This Floating Points event will start with Ulises Mejias and Trebor Scholz both presenting their positions about opportunities and problems with participation in sociable web media. They will then discuss each others argumentation and end with a debate open to the public at large. The sheer scale of current networked sociality demonstrates the potential of sociable web media to democratize society through emerging cultures of broad participation. While phenomena like information overload accompanied the emergence of communication technologies for a very long time, this current social turn is new.

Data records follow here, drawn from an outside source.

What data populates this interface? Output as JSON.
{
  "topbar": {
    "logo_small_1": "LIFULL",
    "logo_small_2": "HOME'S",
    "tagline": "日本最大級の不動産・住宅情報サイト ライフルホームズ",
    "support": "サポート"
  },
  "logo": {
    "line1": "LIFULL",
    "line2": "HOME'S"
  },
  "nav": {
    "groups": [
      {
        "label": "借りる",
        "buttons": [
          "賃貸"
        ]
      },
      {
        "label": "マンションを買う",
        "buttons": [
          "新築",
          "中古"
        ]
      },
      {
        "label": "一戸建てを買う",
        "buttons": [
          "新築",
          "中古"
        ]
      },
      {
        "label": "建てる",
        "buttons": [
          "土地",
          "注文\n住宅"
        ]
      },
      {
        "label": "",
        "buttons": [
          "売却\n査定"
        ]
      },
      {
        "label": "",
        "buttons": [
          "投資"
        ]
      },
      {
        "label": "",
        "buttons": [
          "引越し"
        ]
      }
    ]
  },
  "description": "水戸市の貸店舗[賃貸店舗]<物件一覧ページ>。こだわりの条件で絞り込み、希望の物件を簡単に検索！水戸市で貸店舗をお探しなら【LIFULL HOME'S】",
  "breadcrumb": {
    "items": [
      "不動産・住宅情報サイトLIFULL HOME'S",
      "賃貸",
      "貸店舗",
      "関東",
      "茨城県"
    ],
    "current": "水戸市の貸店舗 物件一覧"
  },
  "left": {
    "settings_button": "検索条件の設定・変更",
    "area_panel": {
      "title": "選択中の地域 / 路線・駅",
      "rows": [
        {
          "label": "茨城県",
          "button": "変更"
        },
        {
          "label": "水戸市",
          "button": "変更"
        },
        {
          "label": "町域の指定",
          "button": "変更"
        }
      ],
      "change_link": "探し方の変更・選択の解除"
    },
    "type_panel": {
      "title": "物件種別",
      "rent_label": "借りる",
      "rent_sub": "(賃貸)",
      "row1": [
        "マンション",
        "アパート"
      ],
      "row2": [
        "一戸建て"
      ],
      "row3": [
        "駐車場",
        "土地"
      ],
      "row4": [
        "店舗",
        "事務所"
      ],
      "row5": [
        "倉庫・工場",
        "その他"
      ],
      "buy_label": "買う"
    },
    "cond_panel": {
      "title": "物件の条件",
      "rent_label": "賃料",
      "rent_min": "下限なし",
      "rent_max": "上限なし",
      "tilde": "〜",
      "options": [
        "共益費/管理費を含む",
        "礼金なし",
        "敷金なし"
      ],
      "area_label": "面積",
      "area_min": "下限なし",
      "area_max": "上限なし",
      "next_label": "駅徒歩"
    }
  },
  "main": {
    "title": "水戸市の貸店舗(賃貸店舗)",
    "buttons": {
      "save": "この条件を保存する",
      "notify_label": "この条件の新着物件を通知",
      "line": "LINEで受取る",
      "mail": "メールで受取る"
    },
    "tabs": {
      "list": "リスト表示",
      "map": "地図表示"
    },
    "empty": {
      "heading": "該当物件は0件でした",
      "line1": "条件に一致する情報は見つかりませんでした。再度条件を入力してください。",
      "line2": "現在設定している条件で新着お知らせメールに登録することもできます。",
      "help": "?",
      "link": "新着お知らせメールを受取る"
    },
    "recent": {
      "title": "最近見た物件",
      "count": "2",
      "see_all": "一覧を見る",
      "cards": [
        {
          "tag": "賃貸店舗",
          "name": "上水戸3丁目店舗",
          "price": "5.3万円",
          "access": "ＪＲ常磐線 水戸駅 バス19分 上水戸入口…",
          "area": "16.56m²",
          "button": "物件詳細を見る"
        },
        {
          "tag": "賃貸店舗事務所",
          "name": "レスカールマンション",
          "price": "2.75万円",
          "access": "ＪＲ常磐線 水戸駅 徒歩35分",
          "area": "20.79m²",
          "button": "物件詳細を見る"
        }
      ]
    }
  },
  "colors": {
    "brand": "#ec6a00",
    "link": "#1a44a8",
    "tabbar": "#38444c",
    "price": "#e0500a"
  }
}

Millions of people can now perform themselves as speakers, which is more pertinent than the question of quality or even political orientation of the produced content. In his presentation, titled "The Participatory Challenge," Trebor Scholz will investigate the affordances of sociable web media by looking at examples of the different intensities and motivations for participation in sociable web media and their effects.

Is production the new consumption? In "Networked participation: Wisdom of crowds or stupidity of masses?" Ulises Mejias will assess whether sociable web media can live up to its promise of reinvigorating the public sphere. While participatory networks are certainly posing an alternative to the ways in which the old mass media generates and disseminates messages, there is increasing skepticism about their ability to transform this aggregation of (mostly self-referential) information into meaningful social change. Furthermore, participatory media networks run the risk of being appropriated by the same mass media networks that contribute to the alienation of the individual within society. To understand why this is happening, we need to engage in a critique of the network as a model for organizing social realities. Only then will we be able to conceptualize new social realities that incorporate the best of networked participation with other ways of being in the world.

Ulises Ali Mejias is an educator and technocultural theorist whose research interests include networked sociality, the philosophy of technology, and learning design. He is a doctoral candidate at Columbia University, where he has taught a graduate seminar on the affordances of social media. His dissertation, "Networked Proximity: ICT's and the Mediation of Nearness" deals with the redefinition of social relevancy by digital media and explores the limits of the network as metaphor and model for organizing social realities. Mr. Mejias has been nominated two years consecutively for an EduBlog award.

Trebor Scholz is a media theorist, artist, and activist who lectures internationally on the affordances of networked sociality for media activism, art, and education. As founder of the Institute for Distributed Creativity (iDC), he contributed essays to several books, journals, and periodicals and co-edited "The Art of Free Cooperation," forthcoming with Autonomedia (NYC). He is currently assistant professor and researcher in the Department of Media Study at the State University of New York at Buffalo and research fellow at the Hochschule fuer Kunst und Gestaltung, Zurich (Switzerland).

Posted by jo at February 28, 2007 06:36 PM